Tony Scott, who served as Federal CIO during the Obama administration from 2015 to early 2017, explained that the TMF was conceived to help Federal agencies fund projects that wouldn’t fit easily into the “ordinary course” of agency budgets and appropriations.
“So I think the significance of [the Biden proposal] is that agencies can think bigger and more strategically than they probably could have before,” he said, adding the caveat of how the proposal fares in Congress.
Asked what kinds of work an expanded TMF might direct funding toward, Scott didn’t get into specifics, but did point to engineering more fundamental changes in core legacy government IT systems, rather than continuing to build on top of them.
“You’ve got to scrape it down and look and see what are the systems and the hardware, and whether the infrastructure is really set up in such a way to deliver agility, flexibility, cost effectiveness, and whether it is fit for purpose in the best way,” Scott said. “What we’ve been doing over the past 30-40 years is just putting a new layer of paint on top of the old stuff.”
He also talked about TMF repayment provisions – which some in the tech community have said end up tamping down demand for borrowings – and said in their defense that they also reinforce discipline in the process.

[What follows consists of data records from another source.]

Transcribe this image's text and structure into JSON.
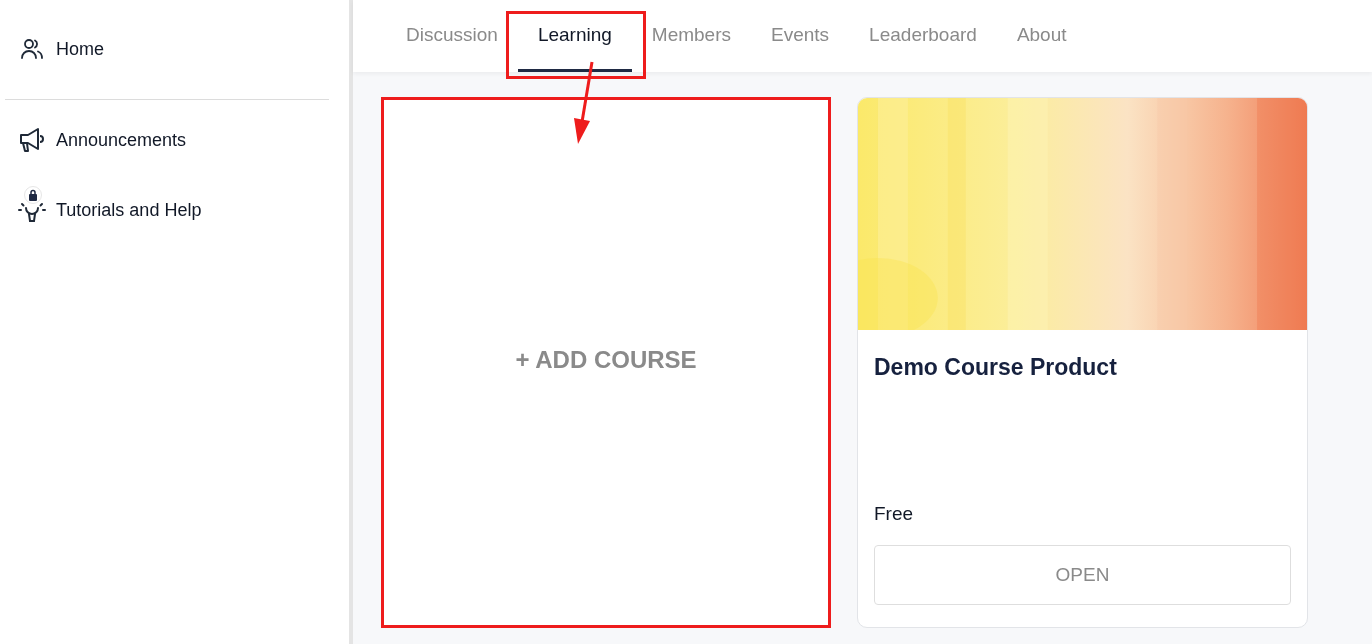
{
  "sidebar": {
    "sections": [
      {
        "items": [
          {
            "kind": "people",
            "label": "Home",
            "locked": false
          }
        ]
      },
      {
        "items": [
          {
            "kind": "megaphone",
            "label": "Announcements",
            "locked": false
          },
          {
            "kind": "lightbulb",
            "label": "Tutorials and Help",
            "locked": true
          }
        ]
      }
    ]
  },
  "tabs": [
    {
      "label": "Discussion",
      "selected": false,
      "highlighted": false
    },
    {
      "label": "Learning",
      "selected": true,
      "highlighted": true
    },
    {
      "label": "Members",
      "selected": false,
      "highlighted": false
    },
    {
      "label": "Events",
      "selected": false,
      "highlighted": false
    },
    {
      "label": "Leaderboard",
      "selected": false,
      "highlighted": false
    },
    {
      "label": "About",
      "selected": false,
      "highlighted": false
    }
  ],
  "cards": [
    {
      "kind": "add",
      "label": "+ ADD COURSE",
      "highlighted": true
    },
    {
      "kind": "course",
      "title": "Demo Course Product",
      "price": "Free",
      "button": "OPEN",
      "highlighted": false
    }
  ],
  "annotation_arrow": true
}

He said that reticence of agencies to apply for TMF funding might be helped by allowing longer repayment timeframes, but added, “I think it’s good discipline to have the payback provision there because it forces you to look at return on investment.”
“It forces agency leadership – both the political and the career people – to scrutinize what the proposal is in a much more thorough way. I think that’s been some of the success of the existing projects – we had that scrutiny – and it wasn’t just somebody’s flash-in-the-pan idea, but the projects you’ve had real merit, real payback, and real value.”
View from Industry
Matthew Cornelius, Executive Director of the Alliance for Digital Innovation (ADI), said his group “strongly supports the Biden American Rescue Plan which will ensure that robust technology and cybersecurity capabilities are provided to support the execution of his ambitious and necessary agenda. These immediate IT modernization investments that will speed the government’s ability to deliver vital benefits, programs, and services to the American people.”
“In earmarking $9 billion for Technology Modernization Fund, the Biden team clearly understands the unique value proposition of IT modernization and how important effective technology infrastructure will be for supporting agency efforts to respond to COVID-19 and accelerate the delivery of enhanced digital services that citizens are demanding,” Cornelius said. The remaining tech funding requests to CISA, GSA, and the Office of Management and Budget “highlight how the Biden team plans to significantly expand digital services talent in government, ensure a robust response to the recent SolarWinds hack, and enable these agencies to provide critical technology and cybersecurity services to the entire Federal government,” he said.
Asked what kinds of projects would be ripe for new TMF funding, Cornelius seconded Kent’s recommendation for projects that help multiple agencies.
“OMB and GSA should immediately begin scouring the interagency for high priority, potential multi-agency projects that can be funded,” he said. “The pandemic has shown a bright light on the limitations of agencies acting as siloes and managing their technology infrastructure and assets as personalized capabilities. Now is the time to leverage the lessons learned from the year-long COVID-19 response in the government to pick high priority investments – for example with collaboration tools, identity management upgrades, and hyperscale data analytics capabilities – that all agencies can leverage to modernize and work more seamlessly as a single enterprise.”